◆ INSTRUCTIONS FOR THE TASK
Every line in the records below that holds "icon" must be identified and copied.
============
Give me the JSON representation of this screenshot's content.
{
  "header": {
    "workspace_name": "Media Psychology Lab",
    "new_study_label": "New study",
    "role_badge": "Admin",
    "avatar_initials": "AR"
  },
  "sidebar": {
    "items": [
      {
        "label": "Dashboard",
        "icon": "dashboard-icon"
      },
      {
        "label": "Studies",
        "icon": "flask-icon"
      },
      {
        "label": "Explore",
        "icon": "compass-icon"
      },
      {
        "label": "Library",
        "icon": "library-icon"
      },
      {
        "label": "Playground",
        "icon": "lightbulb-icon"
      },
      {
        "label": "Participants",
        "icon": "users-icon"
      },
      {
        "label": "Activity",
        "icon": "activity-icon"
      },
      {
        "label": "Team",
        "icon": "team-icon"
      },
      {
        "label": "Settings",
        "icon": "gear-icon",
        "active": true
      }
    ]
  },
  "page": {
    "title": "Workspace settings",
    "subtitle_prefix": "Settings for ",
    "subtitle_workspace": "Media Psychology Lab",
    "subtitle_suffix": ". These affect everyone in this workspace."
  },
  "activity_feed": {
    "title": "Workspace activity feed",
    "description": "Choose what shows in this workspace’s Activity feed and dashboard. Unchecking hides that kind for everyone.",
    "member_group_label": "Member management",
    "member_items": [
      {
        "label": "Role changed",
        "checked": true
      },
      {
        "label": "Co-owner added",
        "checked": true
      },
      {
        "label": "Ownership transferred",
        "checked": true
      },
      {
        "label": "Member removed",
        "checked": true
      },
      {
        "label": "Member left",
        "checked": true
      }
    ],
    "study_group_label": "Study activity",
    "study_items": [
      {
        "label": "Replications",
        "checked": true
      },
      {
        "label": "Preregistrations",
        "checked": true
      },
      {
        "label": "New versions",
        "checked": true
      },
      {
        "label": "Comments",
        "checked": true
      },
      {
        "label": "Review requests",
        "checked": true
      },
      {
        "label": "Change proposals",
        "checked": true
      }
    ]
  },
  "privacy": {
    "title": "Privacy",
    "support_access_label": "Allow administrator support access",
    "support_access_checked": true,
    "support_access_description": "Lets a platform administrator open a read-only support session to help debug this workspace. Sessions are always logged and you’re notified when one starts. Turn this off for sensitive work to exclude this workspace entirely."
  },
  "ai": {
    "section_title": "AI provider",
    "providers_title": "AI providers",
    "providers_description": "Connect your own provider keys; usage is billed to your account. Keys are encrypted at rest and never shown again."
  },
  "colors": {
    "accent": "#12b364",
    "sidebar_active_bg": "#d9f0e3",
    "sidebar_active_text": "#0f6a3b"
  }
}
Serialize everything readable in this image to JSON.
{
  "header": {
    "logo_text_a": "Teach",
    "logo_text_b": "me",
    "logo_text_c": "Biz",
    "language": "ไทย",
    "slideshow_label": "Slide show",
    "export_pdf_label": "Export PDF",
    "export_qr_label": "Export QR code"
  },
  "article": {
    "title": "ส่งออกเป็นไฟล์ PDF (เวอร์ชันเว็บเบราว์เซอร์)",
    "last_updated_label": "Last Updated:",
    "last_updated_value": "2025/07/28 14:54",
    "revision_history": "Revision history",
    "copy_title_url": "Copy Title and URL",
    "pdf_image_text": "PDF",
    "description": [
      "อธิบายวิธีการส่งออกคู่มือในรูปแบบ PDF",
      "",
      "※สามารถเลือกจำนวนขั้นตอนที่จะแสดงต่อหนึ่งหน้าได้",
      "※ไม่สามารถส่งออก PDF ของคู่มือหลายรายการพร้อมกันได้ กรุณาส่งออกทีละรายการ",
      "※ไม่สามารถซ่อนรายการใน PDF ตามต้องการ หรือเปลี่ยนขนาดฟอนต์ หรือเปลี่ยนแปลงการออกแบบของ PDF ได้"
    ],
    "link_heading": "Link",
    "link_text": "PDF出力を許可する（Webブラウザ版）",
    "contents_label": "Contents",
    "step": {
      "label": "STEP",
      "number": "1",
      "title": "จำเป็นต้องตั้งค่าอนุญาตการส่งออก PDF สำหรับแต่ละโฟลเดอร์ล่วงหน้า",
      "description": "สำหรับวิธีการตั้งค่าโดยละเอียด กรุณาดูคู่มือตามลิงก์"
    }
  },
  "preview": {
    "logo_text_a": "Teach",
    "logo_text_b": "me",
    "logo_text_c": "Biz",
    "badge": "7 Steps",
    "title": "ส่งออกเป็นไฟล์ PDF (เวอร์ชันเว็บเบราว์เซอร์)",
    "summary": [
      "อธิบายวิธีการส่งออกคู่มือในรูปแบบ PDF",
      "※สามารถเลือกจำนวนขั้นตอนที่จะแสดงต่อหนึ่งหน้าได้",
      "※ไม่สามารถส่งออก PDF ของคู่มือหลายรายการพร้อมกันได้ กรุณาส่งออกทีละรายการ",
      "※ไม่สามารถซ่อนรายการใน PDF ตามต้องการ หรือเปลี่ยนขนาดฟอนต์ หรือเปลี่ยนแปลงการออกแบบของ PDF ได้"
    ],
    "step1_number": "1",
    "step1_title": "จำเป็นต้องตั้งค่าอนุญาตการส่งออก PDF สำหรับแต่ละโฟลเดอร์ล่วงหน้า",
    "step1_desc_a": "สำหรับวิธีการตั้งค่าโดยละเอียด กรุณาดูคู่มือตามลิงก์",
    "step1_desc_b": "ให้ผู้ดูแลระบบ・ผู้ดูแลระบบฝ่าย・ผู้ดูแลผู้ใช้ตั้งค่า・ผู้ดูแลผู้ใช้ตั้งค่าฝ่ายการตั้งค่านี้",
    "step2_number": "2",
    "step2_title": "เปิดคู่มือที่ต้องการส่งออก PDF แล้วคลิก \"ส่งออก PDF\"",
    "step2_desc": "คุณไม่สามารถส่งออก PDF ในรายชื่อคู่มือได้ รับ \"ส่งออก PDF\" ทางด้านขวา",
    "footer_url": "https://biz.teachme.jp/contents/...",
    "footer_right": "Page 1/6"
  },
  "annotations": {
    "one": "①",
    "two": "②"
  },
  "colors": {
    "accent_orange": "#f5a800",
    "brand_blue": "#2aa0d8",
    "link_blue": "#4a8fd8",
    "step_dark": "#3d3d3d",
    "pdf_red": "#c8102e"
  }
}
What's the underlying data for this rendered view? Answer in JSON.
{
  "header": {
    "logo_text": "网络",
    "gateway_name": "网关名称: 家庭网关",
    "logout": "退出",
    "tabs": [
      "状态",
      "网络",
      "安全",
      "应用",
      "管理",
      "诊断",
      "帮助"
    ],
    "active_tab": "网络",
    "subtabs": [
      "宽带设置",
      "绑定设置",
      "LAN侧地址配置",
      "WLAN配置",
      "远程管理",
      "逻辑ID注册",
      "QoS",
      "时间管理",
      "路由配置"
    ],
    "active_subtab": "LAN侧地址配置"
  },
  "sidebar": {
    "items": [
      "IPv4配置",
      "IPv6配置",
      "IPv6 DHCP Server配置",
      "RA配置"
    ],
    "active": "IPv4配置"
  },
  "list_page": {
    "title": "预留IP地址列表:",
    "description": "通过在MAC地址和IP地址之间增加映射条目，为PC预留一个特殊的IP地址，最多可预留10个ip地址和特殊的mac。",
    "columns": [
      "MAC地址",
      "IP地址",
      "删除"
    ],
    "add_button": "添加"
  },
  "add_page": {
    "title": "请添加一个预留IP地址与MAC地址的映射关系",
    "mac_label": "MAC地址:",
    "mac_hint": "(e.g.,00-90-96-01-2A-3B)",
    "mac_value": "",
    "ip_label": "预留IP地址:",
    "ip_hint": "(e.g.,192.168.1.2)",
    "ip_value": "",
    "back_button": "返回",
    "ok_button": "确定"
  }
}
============
◆ RESPONSE TO THIS EXERCISE
        "icon": "dashboard-icon"
        "icon": "flask-icon"
        "icon": "compass-icon"
        "icon": "library-icon"
        "icon": "lightbulb-icon"
        "icon": "users-icon"
        "icon": "activity-icon"
        "icon": "team-icon"
        "icon": "gear-icon",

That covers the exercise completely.